Study could provide clues to extraterrestrial life
An Indian-origin researcher and a team of scientists from Rutgers University have identified part of a protein that could provide clues to detecting planets on the verge of producing life.
New Delhi: An Indian-origin researcher and a team of scientists from Rutgers University have identified part of a protein that could provide clues to detecting planets on the verge of producing life.
According to Vikas Nanda, a researcher at the Center for Advanced Biotechnology and Medicine (CABM) at Rutgers, the research has important implications in the search for extraterrestrial life because it gives researchers a new clue to look for.
Based on laboratory studies, Rutgers scientists say one of the most likely chemical candidates that kickstarted life was a simple peptide -- a constituent of a protein made up of a few elemental building blocks known as amino acids -- with two nickel atoms.

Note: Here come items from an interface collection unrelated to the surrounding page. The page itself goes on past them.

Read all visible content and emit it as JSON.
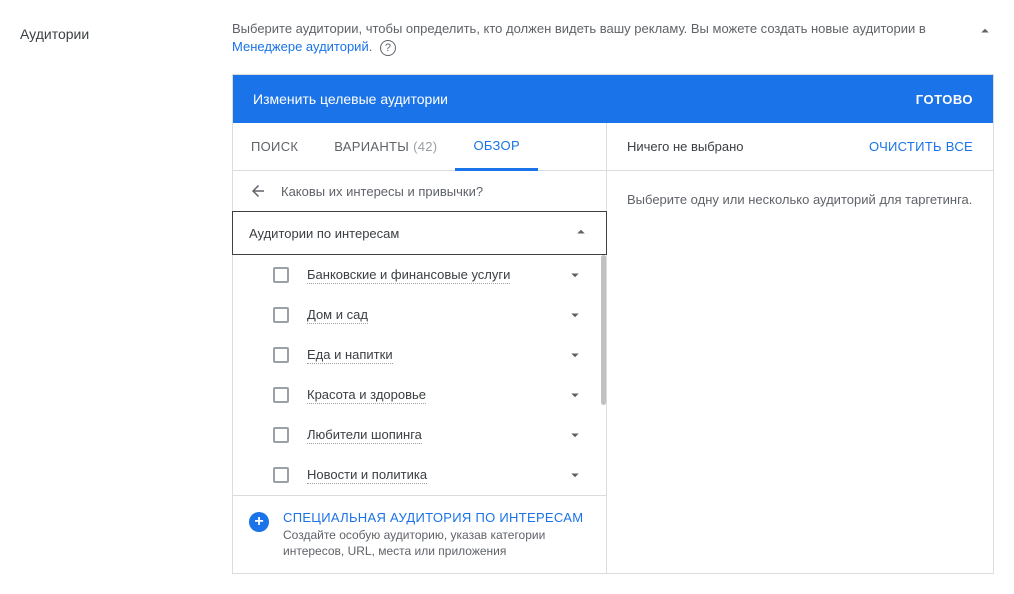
{
  "section_label": "Аудитории",
  "intro": {
    "text_a": "Выберите аудитории, чтобы определить, кто должен видеть вашу рекламу.  Вы можете создать новые аудитории в ",
    "link": "Менеджере аудиторий",
    "text_b": "."
  },
  "panel": {
    "title": "Изменить целевые аудитории",
    "done": "ГОТОВО"
  },
  "tabs": {
    "search": "ПОИСК",
    "ideas": "ВАРИАНТЫ",
    "ideas_count": "(42)",
    "browse": "ОБЗОР"
  },
  "breadcrumb": "Каковы их интересы и привычки?",
  "group_header": "Аудитории по интересам",
  "categories": [
    {
      "label": "Банковские и финансовые услуги"
    },
    {
      "label": "Дом и сад"
    },
    {
      "label": "Еда и напитки"
    },
    {
      "label": "Красота и здоровье"
    },
    {
      "label": "Любители шопинга"
    },
    {
      "label": "Новости и политика"
    }
  ],
  "custom": {
    "title": "СПЕЦИАЛЬНАЯ АУДИТОРИЯ ПО ИНТЕРЕСАМ",
    "subtitle": "Создайте особую аудиторию, указав категории интересов, URL, места или приложения"
  },
  "selected": {
    "none": "Ничего не выбрано",
    "clear": "ОЧИСТИТЬ ВСЕ",
    "empty": "Выберите одну или несколько аудиторий для таргетинга."
  }
}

The two nickel atoms are called “Nickelback” because their backbone nitrogen atoms bond two critical nickel atoms.
“Scientists believe that sometime between 3.5 and 3.8 billion years ago, there was a tipping point, something that kick-started the change from prebiotic chemistry - molecules before life - to living, biological systems,” Nanda said. “We believe the change was sparked by a few small precursor proteins that performed key steps in an ancient metabolic reaction. And we think we’ve found one of these ‘pioneer peptides’.
“When scouring the universe with telescopes and probes for signs of past, present or emerging life, NASA scientists look for specific ‘biosignatures’ known to be harbingers of life. Peptides like nickelback could become the latest biosignature employed by NASA to detect planets on the verge of producing life,” Nanda said.
An original instigating chemical, the researchers reasoned, would need to be simple enough to be able to assemble spontaneously in a prebiotic soup. But it would have to be sufficiently chemically active to possess the potential to take energy from the environment to drive a biochemical process.
To do so, the researchers adopted a “reductionist” approach: They started by examining existing contemporary proteins known to be associated with metabolic processes. Knowing the proteins were too complex to have emerged early on, they pared them down to their basic structure.